Stuart Brocklehurst is chief executive of Applegate Marketplace, a Barnstaple-based artificial intelligence-powered procurement platform that connects commercial buyers with providers of goods and services. He sits on the board of the Heart of the South West Local Enterprise Partnership, where he also chairs the Innovation Board.
Stuart spoke to SWTD about running a tech business during the pandemic, the opportunities for the South West as lockdown is lifted and how the tech ecosystem can make the most of them.
How has the pandemic changed attitudes to technology?
Like many tech businesses, what we’ve found is that people not being able to do things physically promotes a need for virtual alternatives. Where buyers might have previously found suppliers at trade shows or by meeting a traveling salesman, they have now had to find alternatives. It’s nudged people out of ingrained habits and encouraged them to try forms of technology that they had been wary of previously.
Is this a permanent shift?
I think it will be to a degree. If you look at shopping online over the last year, you see the numbers go through the roof during a lockdown and drop back when a lockdown ends, but not to anywhere near to the previous level. Will physical meetings still take place? Of course they will. Will a great many meetings that used to take place in person now be virtual? Yes, definitely. Habits are changing. It’s difficult to talk about any positives out of the pandemic, but one might be it has accelerated adoption of new technology.
How have you found running Applegate during the pandemic?
For any tech business, you are your people. Sometimes people get overly excited by the efficiency of remote working and it can be forgotten that the experience varies. Like many businesses across the South West, we’ve had a strong focus on wellbeing, which has been very effective and worthwhile.
What are the South West's tech strengths?
The Heart of the South West LEP has just taken part in the Regional Entrepreneurship Acceleration Programme (REAP), developed by the Massachusetts Institute of Technology (MIT), so I’ve looked at this in some detail. There is certainly a job to be done to correct perceptions of the South West, the cream tea image that nudges out the reality. But look closer and the results are remarkable.

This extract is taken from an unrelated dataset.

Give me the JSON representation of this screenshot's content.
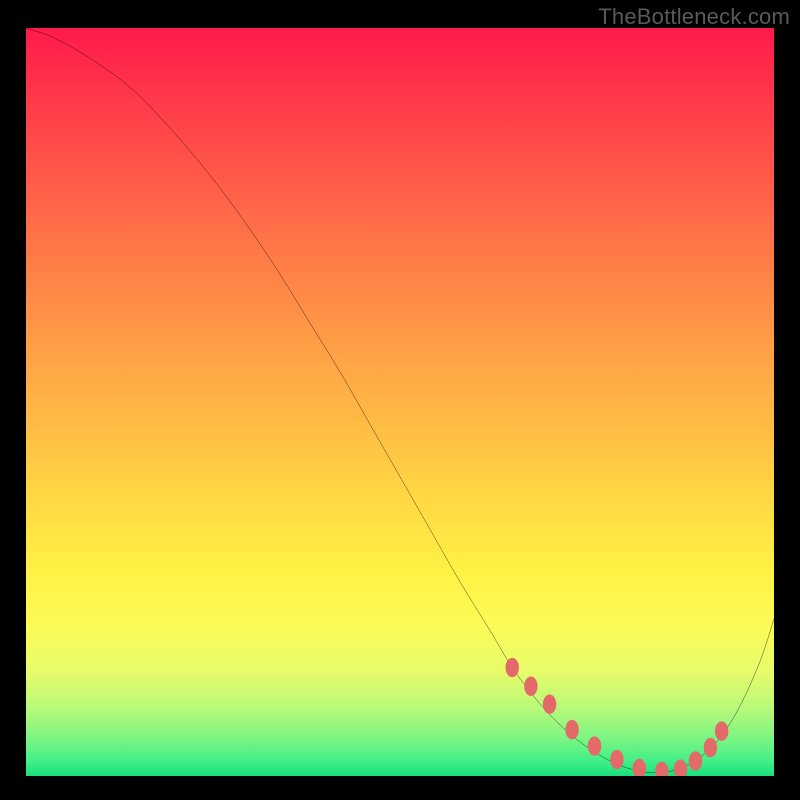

We are one of two leading areas worldwide for marine and environmental intelligence. The Wide Area Network reporting of the Met Office [in Exeter] for aviation is one of only two authorities doing that globally. The UK Hydrographic Office [in Taunton] provides data carried on 90% of shipping worldwide. The Plymouth Marine Laboratory is one of the leading global institutions in its field. We have in the South West an area in which we are genuinely world-leading and it’s an area of increasing importance. It’s criminal really how that has been overlooked to date.
What will the South West look like as lockdown is lifted?
Most businesses are not intending to return to fully physical working. Offices are not going to disappear, but nor are people going to be chained to their desks five days a week anymore. The argument for having people into a wildly expensive location in somewhere like London are that you need to meet up in person. Now you can have a Zoom meeting. That raises the question: Why are you wasting money you could be spending on developing products and supporting your business on a fancy office in the middle of London that could sit empty half the time? There is a huge opportunity for the South West.
How do we seize the opportunity?
It’s about getting the stories out about our success, about what we can and do achieve down here. We need to share with people what is possible: You can move to the South West, enjoy all the benefits and have a successful business. It’s awareness and providing stronger and better support. If we get those two things running, then we are potentially off to the races.
How do you asses the tech ecosystem in the South West?
The pandemic has helped the brilliant businesses that are spread around the South West discover each other. All the gatherings have gone virtual and it means people from across the region who had previously not met, and probably would never have met, has allowed tech entrepreneurs to connect and learn from each other. We connect, we share ideas and support each other. That is here to stay. It’s an aspect of the pandemic that has propelled us forward.